The Carnegie Mellon University Block Center recently held a conference focused on “Operationalizing the NIST Risk Management Framework” that GETTING-Plurality Research Network member, Sarah Hubbard, attended. The attendees spanned government, academia, and industry partners who are working towards Responsible AI. Below, we include a short recap from the event.
GETTING-Plurality Research Network member, Sarah Hubbard, spent the past academic year as a Technology and Public Purpose Fellow at the Harvard Kennedy School. During this fellowship, she spent time researching and convening various stakeholders on Decentralized Autonomous Organizations. Below is a summary of this work with various recently published reports from the Belfer Center.
The GETTING-Plurality Research Network submitted a series of memos to the White House in response to their call for memos on national priorites for AI.
Network members have developed an open and collaborative list of research priorities in response to the recent advances in artificial intelligence.
GETTING-Plurality Workstream Lead Aviv Ovadya recently discussed his work on bridging systems as part of “Optimizing for What? Algorithmic Amplification and Society,” at Columbia University’s Knight First Amendment Institute.
In this short research brief, the authors unpack and comment on the four-step logic at the core of GETTING-Plurality’s foundational white paper, Ethics of Decentralized Social Technologies: Lessons from Web3, the Fediverse, and Beyond. They outline four assertions from the paper that demonstrate the power and the challenge – and above all, the urgency – of placing human flourishing at the center of technology governance.
The plethora of experiments with decentralized social technologies (DSTs)—clusters of which are sometimes called “the Web 3.0 ecosystem” or “the Fediverse”—have brought us to a constitutional moment. These technologies enable radical innovations in social, economic, and political institutions and practices, with the potential to support transformative approaches to political economy. They demand governance innovation. The paper develops a framework of prudent vigilance for making ethical choices in this space that help to both grasp positive opportunities for transformation and avoid the potentially problematic consequences. Most of our specific examples and concerns come from the blockchain/Web3 universe, as this has received the greatest investment, attention, and adoption to date. However, we aim to offer a framework for governance decision-making in conditions of uncertainty that applies more broadly to other DSTs. Specifically, under the framework of prudent vigilance, we propose a pragmatic, democratic, and pluralist approach to navigating bold experimentation with social practices and political economy enabled by these technologies. Our overarching goal is to provide a framework open to transformative improvement and constrained by guardrails and guiding values supportive of democracy, freedom, and pluralism. We take a relatively strong position, rather than simply laying out ethical issues and potential approaches. We seek to be provocative in order to spur further work and hope this paper will serve as a first bridge between academic philosophy and the DST community, which have hardly interacted to date.

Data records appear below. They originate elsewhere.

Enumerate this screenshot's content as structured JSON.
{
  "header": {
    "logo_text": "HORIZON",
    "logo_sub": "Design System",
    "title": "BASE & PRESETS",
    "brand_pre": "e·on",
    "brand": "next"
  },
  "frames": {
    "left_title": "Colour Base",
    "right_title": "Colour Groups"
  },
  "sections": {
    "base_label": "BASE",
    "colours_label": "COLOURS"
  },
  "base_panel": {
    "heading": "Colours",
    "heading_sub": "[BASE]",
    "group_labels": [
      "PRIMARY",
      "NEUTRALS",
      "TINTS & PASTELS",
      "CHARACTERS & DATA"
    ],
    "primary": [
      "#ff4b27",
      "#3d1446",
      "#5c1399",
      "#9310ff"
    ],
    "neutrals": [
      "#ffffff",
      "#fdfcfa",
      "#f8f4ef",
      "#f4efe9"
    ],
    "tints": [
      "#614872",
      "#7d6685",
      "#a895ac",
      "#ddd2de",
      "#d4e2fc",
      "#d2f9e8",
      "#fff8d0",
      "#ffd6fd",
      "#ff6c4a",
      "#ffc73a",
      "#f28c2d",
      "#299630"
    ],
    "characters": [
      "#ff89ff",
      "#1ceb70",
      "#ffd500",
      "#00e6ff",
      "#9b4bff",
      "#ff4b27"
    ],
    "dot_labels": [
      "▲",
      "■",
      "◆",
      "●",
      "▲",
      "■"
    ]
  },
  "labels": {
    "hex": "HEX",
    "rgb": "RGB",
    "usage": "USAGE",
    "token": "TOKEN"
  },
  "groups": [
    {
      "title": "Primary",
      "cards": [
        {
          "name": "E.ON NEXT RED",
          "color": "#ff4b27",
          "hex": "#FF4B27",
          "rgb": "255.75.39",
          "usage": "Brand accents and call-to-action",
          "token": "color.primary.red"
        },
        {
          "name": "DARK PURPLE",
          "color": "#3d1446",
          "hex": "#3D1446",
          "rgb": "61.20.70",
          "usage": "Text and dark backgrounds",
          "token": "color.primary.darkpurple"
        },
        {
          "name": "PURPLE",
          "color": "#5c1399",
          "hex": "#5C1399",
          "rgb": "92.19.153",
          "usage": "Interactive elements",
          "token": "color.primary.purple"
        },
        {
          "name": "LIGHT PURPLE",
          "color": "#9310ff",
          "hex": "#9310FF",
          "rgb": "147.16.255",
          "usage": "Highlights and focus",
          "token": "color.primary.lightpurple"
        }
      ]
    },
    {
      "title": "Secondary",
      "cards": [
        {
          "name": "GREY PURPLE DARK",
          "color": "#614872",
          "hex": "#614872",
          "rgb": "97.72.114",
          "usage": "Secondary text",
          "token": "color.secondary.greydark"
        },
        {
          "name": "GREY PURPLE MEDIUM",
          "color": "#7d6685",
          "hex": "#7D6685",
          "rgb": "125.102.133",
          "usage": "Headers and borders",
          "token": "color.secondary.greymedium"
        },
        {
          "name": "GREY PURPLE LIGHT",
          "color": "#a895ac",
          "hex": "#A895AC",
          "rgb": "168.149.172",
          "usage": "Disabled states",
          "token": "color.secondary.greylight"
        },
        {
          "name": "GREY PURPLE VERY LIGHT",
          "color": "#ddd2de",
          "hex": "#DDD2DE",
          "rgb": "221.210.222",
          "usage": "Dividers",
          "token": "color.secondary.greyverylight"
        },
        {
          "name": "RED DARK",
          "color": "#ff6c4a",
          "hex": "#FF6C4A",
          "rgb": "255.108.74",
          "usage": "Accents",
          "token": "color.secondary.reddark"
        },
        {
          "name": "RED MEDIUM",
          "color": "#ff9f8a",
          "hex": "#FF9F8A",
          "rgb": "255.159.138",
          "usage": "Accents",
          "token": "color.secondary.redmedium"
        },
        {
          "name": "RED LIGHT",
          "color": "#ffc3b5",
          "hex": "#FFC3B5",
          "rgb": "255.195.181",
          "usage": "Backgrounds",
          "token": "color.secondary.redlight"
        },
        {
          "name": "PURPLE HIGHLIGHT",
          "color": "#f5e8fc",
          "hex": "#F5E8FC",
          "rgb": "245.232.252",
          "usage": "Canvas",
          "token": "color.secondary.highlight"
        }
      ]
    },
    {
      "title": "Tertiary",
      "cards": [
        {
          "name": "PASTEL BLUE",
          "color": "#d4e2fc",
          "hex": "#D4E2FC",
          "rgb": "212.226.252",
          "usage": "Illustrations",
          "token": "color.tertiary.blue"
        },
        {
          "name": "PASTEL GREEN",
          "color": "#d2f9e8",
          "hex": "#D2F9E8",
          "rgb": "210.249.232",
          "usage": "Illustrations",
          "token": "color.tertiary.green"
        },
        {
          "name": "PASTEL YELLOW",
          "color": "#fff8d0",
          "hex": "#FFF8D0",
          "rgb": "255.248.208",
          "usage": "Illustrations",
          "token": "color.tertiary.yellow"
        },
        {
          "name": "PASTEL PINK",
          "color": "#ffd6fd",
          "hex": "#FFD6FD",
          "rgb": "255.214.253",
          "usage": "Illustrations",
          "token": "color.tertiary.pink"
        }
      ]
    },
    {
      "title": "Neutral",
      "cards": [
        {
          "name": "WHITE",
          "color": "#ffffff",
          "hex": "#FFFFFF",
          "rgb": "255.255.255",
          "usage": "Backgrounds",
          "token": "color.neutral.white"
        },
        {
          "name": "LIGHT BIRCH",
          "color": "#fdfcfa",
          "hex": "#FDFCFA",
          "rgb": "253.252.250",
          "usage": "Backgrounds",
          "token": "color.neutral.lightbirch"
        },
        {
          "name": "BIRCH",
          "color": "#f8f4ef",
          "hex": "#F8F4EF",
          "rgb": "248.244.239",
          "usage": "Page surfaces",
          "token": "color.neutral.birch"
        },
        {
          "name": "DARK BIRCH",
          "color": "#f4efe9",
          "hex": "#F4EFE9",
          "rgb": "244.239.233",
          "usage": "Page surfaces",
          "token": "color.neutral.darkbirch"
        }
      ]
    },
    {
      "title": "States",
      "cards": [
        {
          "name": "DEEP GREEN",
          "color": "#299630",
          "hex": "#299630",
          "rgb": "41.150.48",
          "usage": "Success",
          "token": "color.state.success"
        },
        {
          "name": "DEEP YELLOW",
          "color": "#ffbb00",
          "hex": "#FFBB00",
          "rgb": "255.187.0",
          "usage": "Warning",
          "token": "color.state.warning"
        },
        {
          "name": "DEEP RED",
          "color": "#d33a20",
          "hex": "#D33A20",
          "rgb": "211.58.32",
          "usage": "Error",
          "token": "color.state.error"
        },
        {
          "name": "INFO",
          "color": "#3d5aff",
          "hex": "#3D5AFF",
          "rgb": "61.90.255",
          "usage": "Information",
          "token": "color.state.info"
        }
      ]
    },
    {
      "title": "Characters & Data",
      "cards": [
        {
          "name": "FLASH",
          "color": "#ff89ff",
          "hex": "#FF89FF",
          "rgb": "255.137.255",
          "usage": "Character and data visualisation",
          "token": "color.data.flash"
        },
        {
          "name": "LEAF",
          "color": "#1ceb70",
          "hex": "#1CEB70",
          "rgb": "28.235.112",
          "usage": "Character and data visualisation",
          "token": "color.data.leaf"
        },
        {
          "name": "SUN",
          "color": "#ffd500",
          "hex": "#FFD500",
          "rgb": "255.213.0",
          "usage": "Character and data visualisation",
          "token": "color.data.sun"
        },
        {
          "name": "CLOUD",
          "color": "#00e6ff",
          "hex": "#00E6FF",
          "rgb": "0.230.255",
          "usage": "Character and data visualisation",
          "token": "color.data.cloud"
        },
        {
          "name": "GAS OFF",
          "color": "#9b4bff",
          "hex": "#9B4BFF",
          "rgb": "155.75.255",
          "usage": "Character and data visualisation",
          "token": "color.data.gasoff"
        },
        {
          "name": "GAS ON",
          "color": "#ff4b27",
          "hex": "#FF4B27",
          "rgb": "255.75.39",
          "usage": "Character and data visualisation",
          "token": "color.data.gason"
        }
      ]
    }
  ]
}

Data governance is usually conceptualized in terms of “privacy” v. “publicity”. Yet a core feature of pluralistic societies is association, groups that share with each other, privately. These are a diversity of (plural) publics, each externally private but with the ability to coordinate and share internally. Empowering plural publics requires tools that allow the establishment of shared communicative contexts and their defense against external sharing outside of context. The ease of spreading information online has challenged such “contextual integrity” and the rise of generative foundation models like GPT-4 may radically exacerbate this challenge. In the face of this challenge, we highlight why we believe the problem of “plural publics” to be a core challenge of data governance, discuss existing tools that can help achieve it and a research agenda to further develop and integrate these tools with a design eye specifically on the requirements of plural publics.

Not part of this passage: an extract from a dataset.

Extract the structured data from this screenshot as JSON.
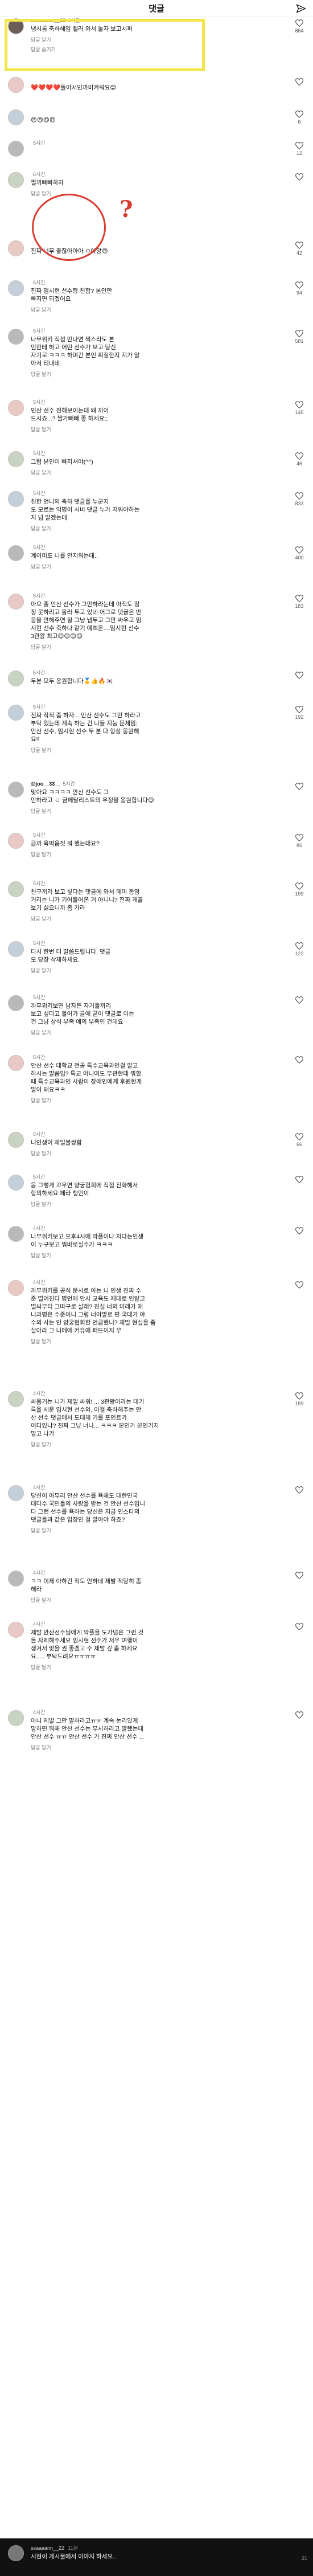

Harvard Edmond and Lily Safra Center for Ethics Launches Research Network on the Governance of Emerging Technologies through Plurality March 20, 2023 The Harvard Edmond & Lily Safra Center for Ethics is proud to announce the launch of the Governance of Emerging Technology and Technology Innovations for Next-Generation Governance through Plurality (GETTING-Plurality) research network. This […]